Few studies have explored the purported benefits of nucleotide supplements. Anecdotally, nucleotides improve the immune system and repair cells in the liver and gut. Clinical trials are needed to verify these claims [ 1+ , 2 ]. Snapshot
Naturally found in food
Claimed to boost the immune system
May support liver and gut health
Not well studied in humans
Long-term safety and side effects unknown
May increase uric acid levels
Effects of specific nucleotides mostly unexplored
Nucleotide Building Blocks
Each nucleotide consists of 3 main parts: a sugar molecule, a nitrogen-containing base, and a phosphate group [ 4+ ].
The sugar molecule acts as a backbone for the nucleotide. Depending on the chemical structure of the sugar molecule, it is classified as either ribose or deoxyribose. Ribose is used to build RNA, while deoxyribose is used in DNA [ 4+ ].

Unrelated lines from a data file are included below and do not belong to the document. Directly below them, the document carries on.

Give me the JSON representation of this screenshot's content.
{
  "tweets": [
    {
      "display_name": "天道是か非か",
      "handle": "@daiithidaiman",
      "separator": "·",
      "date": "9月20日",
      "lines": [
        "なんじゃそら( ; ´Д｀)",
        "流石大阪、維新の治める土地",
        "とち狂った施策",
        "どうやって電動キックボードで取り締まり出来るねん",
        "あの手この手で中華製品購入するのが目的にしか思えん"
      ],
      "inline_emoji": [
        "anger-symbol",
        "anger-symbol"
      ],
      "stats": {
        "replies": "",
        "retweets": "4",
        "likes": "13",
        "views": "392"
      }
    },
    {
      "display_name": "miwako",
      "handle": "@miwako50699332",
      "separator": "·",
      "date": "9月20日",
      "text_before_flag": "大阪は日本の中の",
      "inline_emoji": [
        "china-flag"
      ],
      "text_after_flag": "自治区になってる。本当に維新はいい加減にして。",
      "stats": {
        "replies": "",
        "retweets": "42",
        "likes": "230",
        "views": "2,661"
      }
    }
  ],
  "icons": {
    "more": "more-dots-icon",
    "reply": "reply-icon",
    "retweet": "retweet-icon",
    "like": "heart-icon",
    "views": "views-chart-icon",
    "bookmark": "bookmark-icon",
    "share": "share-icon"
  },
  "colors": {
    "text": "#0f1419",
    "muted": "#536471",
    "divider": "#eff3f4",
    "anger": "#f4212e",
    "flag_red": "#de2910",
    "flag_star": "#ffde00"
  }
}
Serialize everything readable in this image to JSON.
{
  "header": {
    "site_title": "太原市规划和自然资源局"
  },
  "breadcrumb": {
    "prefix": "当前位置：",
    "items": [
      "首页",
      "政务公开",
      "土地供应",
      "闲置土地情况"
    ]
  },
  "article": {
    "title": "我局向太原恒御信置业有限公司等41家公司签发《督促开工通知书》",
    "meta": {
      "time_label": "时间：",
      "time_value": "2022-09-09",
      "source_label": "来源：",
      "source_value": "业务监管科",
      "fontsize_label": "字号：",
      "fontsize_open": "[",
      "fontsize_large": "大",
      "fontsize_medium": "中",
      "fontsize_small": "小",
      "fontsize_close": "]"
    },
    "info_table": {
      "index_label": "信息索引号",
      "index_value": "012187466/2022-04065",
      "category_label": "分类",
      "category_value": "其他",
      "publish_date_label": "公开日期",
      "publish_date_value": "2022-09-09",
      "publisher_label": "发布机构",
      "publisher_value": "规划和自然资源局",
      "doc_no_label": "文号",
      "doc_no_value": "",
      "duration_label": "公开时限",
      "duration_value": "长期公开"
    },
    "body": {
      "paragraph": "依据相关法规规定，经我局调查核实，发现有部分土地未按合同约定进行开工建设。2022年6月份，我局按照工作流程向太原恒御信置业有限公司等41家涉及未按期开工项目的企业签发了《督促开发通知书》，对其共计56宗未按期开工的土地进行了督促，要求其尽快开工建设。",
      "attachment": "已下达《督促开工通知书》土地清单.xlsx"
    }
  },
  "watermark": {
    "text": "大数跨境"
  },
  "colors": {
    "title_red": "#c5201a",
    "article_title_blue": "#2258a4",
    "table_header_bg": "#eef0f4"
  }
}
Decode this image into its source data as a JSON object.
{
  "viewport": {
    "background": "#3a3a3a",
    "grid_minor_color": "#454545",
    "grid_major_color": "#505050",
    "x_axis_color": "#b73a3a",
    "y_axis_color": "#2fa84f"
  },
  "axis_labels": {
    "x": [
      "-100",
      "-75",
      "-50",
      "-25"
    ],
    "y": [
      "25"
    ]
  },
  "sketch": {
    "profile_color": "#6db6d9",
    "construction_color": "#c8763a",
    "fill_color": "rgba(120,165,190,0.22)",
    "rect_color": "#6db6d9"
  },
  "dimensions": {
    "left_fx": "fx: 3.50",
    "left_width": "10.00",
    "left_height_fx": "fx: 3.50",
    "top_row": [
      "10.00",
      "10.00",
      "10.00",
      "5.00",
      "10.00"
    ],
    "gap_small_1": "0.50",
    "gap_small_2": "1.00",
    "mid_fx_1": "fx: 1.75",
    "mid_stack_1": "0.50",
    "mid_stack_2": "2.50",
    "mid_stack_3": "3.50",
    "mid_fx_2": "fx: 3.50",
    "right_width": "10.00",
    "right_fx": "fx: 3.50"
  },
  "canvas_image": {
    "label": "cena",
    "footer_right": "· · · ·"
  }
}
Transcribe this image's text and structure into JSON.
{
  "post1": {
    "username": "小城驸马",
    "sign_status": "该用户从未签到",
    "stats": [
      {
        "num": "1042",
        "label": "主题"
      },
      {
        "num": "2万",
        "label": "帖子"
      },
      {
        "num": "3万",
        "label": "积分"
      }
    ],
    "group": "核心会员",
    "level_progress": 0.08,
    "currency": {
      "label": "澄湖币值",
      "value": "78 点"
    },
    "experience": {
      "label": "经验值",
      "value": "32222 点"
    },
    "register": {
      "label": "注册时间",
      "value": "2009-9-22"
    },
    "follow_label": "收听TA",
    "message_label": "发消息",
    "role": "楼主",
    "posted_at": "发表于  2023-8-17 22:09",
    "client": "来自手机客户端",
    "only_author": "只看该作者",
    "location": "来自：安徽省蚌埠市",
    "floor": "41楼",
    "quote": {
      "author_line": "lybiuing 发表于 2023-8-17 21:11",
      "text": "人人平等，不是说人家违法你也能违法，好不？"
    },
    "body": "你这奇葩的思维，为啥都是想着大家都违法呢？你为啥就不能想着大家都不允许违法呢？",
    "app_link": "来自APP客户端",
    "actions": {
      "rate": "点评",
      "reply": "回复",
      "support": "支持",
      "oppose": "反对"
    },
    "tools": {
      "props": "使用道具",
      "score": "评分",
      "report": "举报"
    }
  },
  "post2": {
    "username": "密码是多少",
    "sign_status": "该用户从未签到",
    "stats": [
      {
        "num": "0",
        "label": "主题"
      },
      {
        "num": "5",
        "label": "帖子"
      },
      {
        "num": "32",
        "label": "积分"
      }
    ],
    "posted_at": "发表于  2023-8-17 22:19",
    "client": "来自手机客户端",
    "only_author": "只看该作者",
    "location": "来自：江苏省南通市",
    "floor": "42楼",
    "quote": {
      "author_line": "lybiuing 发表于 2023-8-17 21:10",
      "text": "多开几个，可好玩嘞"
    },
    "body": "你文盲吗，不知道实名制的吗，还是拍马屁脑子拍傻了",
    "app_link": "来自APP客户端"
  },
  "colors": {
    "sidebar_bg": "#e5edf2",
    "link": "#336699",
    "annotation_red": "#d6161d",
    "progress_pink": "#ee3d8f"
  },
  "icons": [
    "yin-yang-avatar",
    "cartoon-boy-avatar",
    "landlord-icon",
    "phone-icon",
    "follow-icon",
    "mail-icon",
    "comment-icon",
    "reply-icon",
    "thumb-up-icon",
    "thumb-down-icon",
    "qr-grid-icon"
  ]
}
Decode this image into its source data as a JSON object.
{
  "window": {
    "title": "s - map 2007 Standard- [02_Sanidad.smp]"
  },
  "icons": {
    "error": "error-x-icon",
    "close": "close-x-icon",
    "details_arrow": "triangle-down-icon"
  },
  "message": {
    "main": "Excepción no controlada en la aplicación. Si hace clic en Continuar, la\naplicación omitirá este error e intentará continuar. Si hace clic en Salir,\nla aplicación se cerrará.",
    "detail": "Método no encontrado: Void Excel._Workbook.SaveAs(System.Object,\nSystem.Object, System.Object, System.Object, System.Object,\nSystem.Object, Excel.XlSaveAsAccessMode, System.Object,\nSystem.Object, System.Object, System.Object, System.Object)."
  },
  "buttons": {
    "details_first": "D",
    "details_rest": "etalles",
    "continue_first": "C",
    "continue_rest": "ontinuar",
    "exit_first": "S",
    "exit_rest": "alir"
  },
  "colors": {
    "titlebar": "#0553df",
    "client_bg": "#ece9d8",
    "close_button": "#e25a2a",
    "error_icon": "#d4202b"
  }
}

Attached to one side of the sugar molecule is a phosphate group. The phosphate group helps link the sugar molecule to other nucleotides, allowing them to form long chains. Phosphate groups can also provide energy when multiple ones are attached [ 4+ ].
The nitrogen-containing base is attached to the other side of the sugar molecule. In our DNA there are 4 types of nitrogen bases, represented by the letters A, T, C, and G. These different bases form the genetic language of our DNA. We have all the same bases in our RNA as in our DNA except for one: in RNA, the base labeled as T is replaced by U [ 4+ ].
All in all, this gives us 5 bases for nucleotides:
If there is no phosphate group, the molecule is called a nucleoside (indicated in parentheses above, e.g. adenosine). Basically, scientists say that the body uses these nucleosides only to make nucleotides [ 4+ ].
Supplements can contain a mix of all 5 nucleotides if they’re a DNA/RNA complex. This means that they should have all the following: Adenosine Monophosphate (AMP) Thymidine Monophosphate (TMP) Guanosine Monophosphate (GMP) Uridine Monophosphate (UMP) If the supplement is RNA-only, then it won’t have TMP. Some nucleotides like UMP are also sold individually. How Are Nucleotides Created? Research reveals that our bodies have two ways of creating nucleotides. The first pathway involves building brand new ones from amino acids. Creating nucleotides through this pathway requires a lot of energy [ 2+ ].The salvage pathway creates nucleotides from other pre-built nucleosides and bases. This method requires far less energy and is preferred by areas of the body that have high nucleotide demands, like the gut [ 10 ].Food is another important source of nucleotides. Our stomachs contain enzymes that break down proteins and cells into nucleotides. We also have enzymes that convert nucleotides to nucleosides, which are better absorbed [ 11+ ].Once nucleotides are created by the body or absorbed from food, they can be used for a variety of functions. Multiple nucleotides can be chained together to form strands of DNA. Nucleotides can also be converted to other forms that help in metabolism and regulation [ 4+ ]. Potential Health Benefits of Nucleotides The following purported benefits are only supported by limited, low-quality clinical studies. There is insufficient evidence to support the use of dietary nucleotides for any of the below-listed uses. Remember to speak with a doctor before taking dietary nucleotide supplements, which should never be used as a replacement for approved medical therapies. 1) Immune Support Some scientists think that nucleotides may help support the immune system, where cell turnover is high. Some cells in the immune system live for only 1-3 days, meaning new cells need to be constantly created. Theoretically, nucleotides can provide ready-to-use parts, saving the body time and energy [ 3+ ].Human research on nucleotides and the immune system mainly focused on infants. This is […]